## RECORDS FOR THIS TASK

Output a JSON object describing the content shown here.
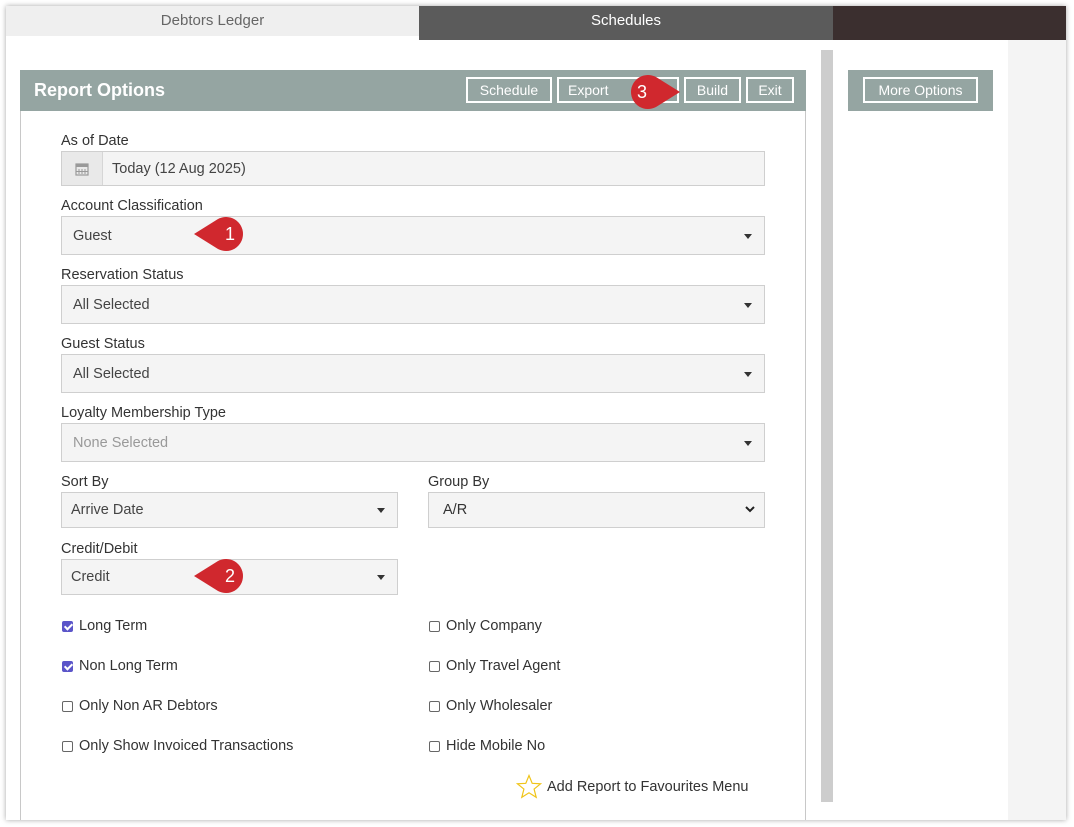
{
  "tabs": {
    "ledger": "Debtors Ledger",
    "schedules": "Schedules"
  },
  "panel": {
    "title": "Report Options",
    "buttons": {
      "schedule": "Schedule",
      "export": "Export",
      "build": "Build",
      "exit": "Exit"
    }
  },
  "side": {
    "more_options": "More Options"
  },
  "fields": {
    "as_of_date": {
      "label": "As of Date",
      "value": "Today (12 Aug 2025)"
    },
    "account_classification": {
      "label": "Account Classification",
      "value": "Guest"
    },
    "reservation_status": {
      "label": "Reservation Status",
      "value": "All Selected"
    },
    "guest_status": {
      "label": "Guest Status",
      "value": "All Selected"
    },
    "loyalty_type": {
      "label": "Loyalty Membership Type",
      "value": "None Selected"
    },
    "sort_by": {
      "label": "Sort By",
      "value": "Arrive Date"
    },
    "group_by": {
      "label": "Group By",
      "value": "A/R"
    },
    "credit_debit": {
      "label": "Credit/Debit",
      "value": "Credit"
    }
  },
  "checkboxes": {
    "long_term": {
      "label": "Long Term",
      "checked": true
    },
    "non_long_term": {
      "label": "Non Long Term",
      "checked": true
    },
    "only_non_ar": {
      "label": "Only Non AR Debtors",
      "checked": false
    },
    "only_invoiced": {
      "label": "Only Show Invoiced Transactions",
      "checked": false
    },
    "only_company": {
      "label": "Only Company",
      "checked": false
    },
    "only_travel_agent": {
      "label": "Only Travel Agent",
      "checked": false
    },
    "only_wholesaler": {
      "label": "Only Wholesaler",
      "checked": false
    },
    "hide_mobile": {
      "label": "Hide Mobile No",
      "checked": false
    }
  },
  "favourites": {
    "label": "Add Report to Favourites Menu"
  },
  "callouts": {
    "one": "1",
    "two": "2",
    "three": "3"
  },
  "colors": {
    "header": "#95a5a2",
    "callout": "#d0282e",
    "checkbox": "#5b55c9",
    "tab_active": "#5b5b5b"
  },
  "icons": {
    "calendar": "calendar-icon",
    "star": "star-icon",
    "caret": "caret-down-icon",
    "chevron": "chevron-down-icon"
  }
}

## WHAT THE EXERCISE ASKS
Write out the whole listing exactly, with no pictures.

## TASK ANSWER
Output a JSON object describing the content shown here.
{
  "tabs": {
    "ledger": "Debtors Ledger",
    "schedules": "Schedules"
  },
  "panel": {
    "title": "Report Options",
    "buttons": {
      "schedule": "Schedule",
      "export": "Export",
      "build": "Build",
      "exit": "Exit"
    }
  },
  "side": {
    "more_options": "More Options"
  },
  "fields": {
    "as_of_date": {
      "label": "As of Date",
      "value": "Today (12 Aug 2025)"
    },
    "account_classification": {
      "label": "Account Classification",
      "value": "Guest"
    },
    "reservation_status": {
      "label": "Reservation Status",
      "value": "All Selected"
    },
    "guest_status": {
      "label": "Guest Status",
      "value": "All Selected"
    },
    "loyalty_type": {
      "label": "Loyalty Membership Type",
      "value": "None Selected"
    },
    "sort_by": {
      "label": "Sort By",
      "value": "Arrive Date"
    },
    "group_by": {
      "label": "Group By",
      "value": "A/R"
    },
    "credit_debit": {
      "label": "Credit/Debit",
      "value": "Credit"
    }
  },
  "checkboxes": {
    "long_term": {
      "label": "Long Term",
      "checked": true
    },
    "non_long_term": {
      "label": "Non Long Term",
      "checked": true
    },
    "only_non_ar": {
      "label": "Only Non AR Debtors",
      "checked": false
    },
    "only_invoiced": {
      "label": "Only Show Invoiced Transactions",
      "checked": false
    },
    "only_company": {
      "label": "Only Company",
      "checked": false
    },
    "only_travel_agent": {
      "label": "Only Travel Agent",
      "checked": false
    },
    "only_wholesaler": {
      "label": "Only Wholesaler",
      "checked": false
    },
    "hide_mobile": {
      "label": "Hide Mobile No",
      "checked": false
    }
  },
  "favourites": {
    "label": "Add Report to Favourites Menu"
  },
  "callouts": {
    "one": "1",
    "two": "2",
    "three": "3"
  },
  "colors": {
    "header": "#95a5a2",
    "callout": "#d0282e",
    "checkbox": "#5b55c9",
    "tab_active": "#5b5b5b"
  },
  "icons": {
    "calendar": "calendar-icon",
    "star": "star-icon",
    "caret": "caret-down-icon",
    "chevron": "chevron-down-icon"
  }
}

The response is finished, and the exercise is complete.